App and web page records
----------
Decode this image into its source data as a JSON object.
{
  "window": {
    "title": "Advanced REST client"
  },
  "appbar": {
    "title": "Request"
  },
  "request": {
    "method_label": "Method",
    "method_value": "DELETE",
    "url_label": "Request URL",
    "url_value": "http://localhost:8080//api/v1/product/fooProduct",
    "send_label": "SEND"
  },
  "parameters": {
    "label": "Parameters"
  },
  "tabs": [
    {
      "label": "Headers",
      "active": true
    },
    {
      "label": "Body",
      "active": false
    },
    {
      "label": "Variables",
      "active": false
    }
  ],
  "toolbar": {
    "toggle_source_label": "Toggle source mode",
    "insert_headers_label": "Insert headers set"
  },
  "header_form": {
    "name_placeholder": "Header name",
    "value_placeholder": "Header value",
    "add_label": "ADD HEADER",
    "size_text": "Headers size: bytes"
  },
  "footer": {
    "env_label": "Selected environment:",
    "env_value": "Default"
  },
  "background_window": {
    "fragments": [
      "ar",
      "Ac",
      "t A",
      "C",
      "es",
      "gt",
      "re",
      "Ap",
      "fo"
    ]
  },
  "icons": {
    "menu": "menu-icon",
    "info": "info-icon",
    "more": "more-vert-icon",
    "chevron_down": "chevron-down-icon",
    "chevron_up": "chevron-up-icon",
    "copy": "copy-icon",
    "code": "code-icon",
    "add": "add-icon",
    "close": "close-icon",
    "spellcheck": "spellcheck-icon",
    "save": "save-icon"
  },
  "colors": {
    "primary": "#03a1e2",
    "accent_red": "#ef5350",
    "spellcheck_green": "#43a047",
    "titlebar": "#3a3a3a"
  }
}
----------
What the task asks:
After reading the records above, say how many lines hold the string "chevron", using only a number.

Solution for this exercise:
2